As I’ve argued, the proper American response — at least, according to how I understand what America should be all about — would have been for then-President Bush to have publicly forgiven al-Zaidi. Doing so would have shown that Americans cherish free expression as one of our fundamental values. We care about protecting the right of individuals to say whatever the hell they want without fear of reprisal. Bush wasn’t hurt, said he wasn’t embarrassed, didn’t think it was a big deal — so why not just state that he should go free?
Because, after all, the law that Zaidi broke was a speech law, not a law to do with physical assault. He got three years for "insulting" a foreign leader. This is why comparisons to Americans who have gotten in trouble for pie throwing are completely misguided. Americans, as so we are fond of announcing, do not punish political speech, even insulting political speech, with criminal penalties.

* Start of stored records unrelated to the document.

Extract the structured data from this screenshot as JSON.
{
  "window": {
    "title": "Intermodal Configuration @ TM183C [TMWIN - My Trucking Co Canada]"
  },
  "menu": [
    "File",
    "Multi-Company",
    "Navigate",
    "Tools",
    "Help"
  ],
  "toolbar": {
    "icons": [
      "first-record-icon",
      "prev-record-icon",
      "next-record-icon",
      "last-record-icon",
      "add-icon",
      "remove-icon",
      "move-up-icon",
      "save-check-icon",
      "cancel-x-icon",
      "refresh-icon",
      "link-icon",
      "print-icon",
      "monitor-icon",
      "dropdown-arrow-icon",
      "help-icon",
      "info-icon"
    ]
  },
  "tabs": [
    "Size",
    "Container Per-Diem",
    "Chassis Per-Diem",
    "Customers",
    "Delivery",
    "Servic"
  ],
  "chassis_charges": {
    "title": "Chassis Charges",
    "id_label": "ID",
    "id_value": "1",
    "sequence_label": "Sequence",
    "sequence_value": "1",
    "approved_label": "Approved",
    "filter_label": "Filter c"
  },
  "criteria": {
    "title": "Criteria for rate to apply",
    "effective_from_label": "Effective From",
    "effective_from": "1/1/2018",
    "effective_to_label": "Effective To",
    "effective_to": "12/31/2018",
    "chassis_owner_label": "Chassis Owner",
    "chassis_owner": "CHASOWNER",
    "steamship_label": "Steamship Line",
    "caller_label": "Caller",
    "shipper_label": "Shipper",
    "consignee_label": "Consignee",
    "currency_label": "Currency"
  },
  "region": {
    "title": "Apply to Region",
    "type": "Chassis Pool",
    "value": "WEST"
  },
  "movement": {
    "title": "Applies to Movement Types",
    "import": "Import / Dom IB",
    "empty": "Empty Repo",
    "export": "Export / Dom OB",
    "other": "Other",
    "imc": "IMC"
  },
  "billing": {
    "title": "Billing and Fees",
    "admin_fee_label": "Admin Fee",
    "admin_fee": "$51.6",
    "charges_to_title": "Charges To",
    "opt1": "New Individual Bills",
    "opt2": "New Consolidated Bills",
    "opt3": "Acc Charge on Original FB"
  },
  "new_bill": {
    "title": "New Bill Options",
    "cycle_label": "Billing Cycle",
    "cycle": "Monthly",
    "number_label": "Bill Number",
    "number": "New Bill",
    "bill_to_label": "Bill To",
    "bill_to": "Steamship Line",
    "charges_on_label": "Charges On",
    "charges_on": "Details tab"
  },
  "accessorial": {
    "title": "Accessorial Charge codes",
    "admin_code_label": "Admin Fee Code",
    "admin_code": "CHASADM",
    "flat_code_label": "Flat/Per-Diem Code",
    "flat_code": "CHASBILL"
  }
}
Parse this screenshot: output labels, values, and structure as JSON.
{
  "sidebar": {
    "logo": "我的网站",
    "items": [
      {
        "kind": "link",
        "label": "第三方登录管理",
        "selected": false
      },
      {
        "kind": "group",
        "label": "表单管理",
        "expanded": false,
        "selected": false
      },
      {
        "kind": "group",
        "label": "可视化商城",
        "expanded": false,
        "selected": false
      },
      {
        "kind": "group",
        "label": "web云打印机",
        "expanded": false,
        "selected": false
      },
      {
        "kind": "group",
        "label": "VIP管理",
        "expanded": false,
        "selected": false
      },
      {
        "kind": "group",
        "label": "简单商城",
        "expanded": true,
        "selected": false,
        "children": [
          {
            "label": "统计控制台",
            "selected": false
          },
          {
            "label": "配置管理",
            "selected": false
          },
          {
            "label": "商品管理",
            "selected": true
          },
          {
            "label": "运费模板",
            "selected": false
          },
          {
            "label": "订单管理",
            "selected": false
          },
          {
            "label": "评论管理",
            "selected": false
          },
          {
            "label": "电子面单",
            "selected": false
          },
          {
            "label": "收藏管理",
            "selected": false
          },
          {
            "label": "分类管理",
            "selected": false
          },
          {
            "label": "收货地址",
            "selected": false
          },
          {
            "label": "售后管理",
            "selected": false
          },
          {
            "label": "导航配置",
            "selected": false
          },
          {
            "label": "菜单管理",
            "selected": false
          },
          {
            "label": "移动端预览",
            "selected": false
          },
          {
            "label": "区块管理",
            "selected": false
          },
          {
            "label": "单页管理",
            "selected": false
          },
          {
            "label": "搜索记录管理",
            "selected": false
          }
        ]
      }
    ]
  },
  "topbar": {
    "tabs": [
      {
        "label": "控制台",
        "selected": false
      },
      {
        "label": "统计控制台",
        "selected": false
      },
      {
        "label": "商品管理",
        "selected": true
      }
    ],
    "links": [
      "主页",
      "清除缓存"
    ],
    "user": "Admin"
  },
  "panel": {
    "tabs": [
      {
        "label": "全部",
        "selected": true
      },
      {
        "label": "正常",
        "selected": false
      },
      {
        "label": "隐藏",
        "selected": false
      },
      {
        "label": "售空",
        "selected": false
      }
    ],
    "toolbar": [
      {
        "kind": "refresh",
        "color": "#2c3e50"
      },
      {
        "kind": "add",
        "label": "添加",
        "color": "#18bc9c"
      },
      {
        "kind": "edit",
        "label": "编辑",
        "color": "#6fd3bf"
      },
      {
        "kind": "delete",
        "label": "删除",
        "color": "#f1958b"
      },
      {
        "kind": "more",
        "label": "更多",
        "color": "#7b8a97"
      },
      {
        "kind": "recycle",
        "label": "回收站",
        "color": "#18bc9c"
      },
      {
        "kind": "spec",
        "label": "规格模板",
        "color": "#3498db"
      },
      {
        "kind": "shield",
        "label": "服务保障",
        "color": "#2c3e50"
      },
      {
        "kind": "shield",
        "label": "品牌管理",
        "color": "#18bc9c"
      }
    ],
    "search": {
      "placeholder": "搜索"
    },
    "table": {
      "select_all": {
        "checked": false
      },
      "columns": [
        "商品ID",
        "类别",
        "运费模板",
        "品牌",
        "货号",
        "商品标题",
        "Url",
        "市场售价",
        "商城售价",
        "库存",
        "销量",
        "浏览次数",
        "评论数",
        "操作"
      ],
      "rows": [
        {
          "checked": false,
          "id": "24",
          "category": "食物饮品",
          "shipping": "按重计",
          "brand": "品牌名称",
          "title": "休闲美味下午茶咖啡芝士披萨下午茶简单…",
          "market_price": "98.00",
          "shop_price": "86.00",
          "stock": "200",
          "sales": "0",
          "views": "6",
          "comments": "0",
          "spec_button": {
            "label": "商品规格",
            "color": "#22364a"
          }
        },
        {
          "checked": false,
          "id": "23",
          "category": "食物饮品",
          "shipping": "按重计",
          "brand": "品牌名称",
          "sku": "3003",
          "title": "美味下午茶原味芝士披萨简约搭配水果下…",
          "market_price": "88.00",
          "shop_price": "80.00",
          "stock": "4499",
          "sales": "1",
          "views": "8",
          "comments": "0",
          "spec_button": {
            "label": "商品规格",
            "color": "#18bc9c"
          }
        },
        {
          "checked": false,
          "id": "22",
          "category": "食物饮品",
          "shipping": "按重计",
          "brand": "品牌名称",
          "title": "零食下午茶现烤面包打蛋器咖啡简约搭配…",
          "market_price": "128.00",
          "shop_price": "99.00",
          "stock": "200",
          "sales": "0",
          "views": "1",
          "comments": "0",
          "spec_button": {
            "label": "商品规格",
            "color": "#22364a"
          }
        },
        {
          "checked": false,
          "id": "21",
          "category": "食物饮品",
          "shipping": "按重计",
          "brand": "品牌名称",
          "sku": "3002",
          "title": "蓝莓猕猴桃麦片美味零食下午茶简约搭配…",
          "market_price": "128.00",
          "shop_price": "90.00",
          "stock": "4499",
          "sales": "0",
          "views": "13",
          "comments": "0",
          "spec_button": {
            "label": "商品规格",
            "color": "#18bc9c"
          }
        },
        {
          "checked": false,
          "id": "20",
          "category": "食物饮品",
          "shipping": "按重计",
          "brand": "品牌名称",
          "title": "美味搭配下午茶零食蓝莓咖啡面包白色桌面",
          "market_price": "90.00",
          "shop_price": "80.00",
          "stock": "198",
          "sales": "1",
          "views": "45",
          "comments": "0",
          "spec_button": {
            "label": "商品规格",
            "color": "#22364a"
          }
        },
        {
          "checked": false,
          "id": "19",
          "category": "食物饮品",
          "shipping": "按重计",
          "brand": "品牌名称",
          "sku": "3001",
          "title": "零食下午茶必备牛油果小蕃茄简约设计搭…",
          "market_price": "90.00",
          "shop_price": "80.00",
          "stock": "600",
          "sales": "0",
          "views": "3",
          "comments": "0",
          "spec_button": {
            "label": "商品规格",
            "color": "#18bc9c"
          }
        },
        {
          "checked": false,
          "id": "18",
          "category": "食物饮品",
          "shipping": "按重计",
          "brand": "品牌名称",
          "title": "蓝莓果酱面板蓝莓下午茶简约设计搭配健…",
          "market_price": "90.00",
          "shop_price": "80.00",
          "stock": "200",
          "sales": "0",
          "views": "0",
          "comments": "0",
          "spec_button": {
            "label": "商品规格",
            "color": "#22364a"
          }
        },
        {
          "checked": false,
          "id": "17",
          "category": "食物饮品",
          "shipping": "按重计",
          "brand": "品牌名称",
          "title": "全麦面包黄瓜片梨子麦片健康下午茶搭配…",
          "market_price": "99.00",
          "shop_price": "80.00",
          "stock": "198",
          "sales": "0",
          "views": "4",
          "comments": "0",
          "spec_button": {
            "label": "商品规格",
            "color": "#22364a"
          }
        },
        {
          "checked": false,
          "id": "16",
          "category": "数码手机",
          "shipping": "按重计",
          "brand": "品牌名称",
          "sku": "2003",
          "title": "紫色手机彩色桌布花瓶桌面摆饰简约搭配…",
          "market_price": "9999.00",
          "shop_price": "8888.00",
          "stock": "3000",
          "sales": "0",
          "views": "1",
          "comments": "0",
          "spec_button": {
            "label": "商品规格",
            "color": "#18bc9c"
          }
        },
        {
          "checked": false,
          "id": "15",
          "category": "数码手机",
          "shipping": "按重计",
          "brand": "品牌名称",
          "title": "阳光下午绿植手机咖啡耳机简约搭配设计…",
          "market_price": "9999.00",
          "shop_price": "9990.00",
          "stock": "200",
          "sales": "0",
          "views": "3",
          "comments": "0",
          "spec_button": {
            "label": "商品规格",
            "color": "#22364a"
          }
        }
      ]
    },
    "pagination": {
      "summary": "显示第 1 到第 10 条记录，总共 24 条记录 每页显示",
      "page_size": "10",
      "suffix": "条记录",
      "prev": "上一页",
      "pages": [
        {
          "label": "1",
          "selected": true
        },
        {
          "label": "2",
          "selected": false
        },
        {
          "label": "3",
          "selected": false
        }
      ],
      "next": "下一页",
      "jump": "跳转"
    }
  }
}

Allegedly, anyhow.
On a more hardnosed level, isn’t it worse for us if Zaidi is in jail than out on the streets? What, is this guy some sort of a threat to the United States, with his devastating shoe-throwing? Of course not. You’d think even from the perspective of realpolitik the advantages of Bush saying Zaidi should be set free would be clear. He’d look generous, large-minded, and so would our nation; the symbolism would be, if we were really imperially ambitious, would we be saying this guy should be sprung? No! We are a freedom-loving people, and as such have nothing whatsoever to fear from him!
Failing to be generous, from this point of view, was a missed opportunity to show a better American face to the world, especially that part of the world where we’re constantly informed we have our most vital strategic interests at stake. It would be a potent statement, a tangible expression of America’s genuine desire to "spread freedom" as opposed to extending military hegemony. On the other hand, if Zaidi goes to prison, he becomes a powerful symbol of resistance to America. Because he is a threat — insofar as he has become a symbol of resistance to what are perceived as American imperialism, something his incarceration only ratifies. Why is this a good outcome?
But there, of course, is the rub. If George W. Bush were a man capable of understanding why he should have publicly forgiven Muntather Zaidi — for political and strategic reasons, even if the principled reasons elude him — he would not be the man who is ultimately responsible for invading Iraq in the first place. It is very difficult to persuade people whom you are invading, and then occupying, that you did it For Their Own Good. Because the people subject to the violence you have inflicted upon them, without their consent, will have been, you know, victims of your violence. This is a basic truth that holds no matter what justifications you may come up with for inflicting such violence, and is a truth that always seems to escape imperialists. Nobody will ever thank you for dropping a bomb on them.
All of which is to say that if Bush could even remotely grasp why he should try to keep someone from going to jail for three years for throwing a shoe at him, he would not have invaded Iraq. Or had the damn shoes thrown at him at all, for that matter.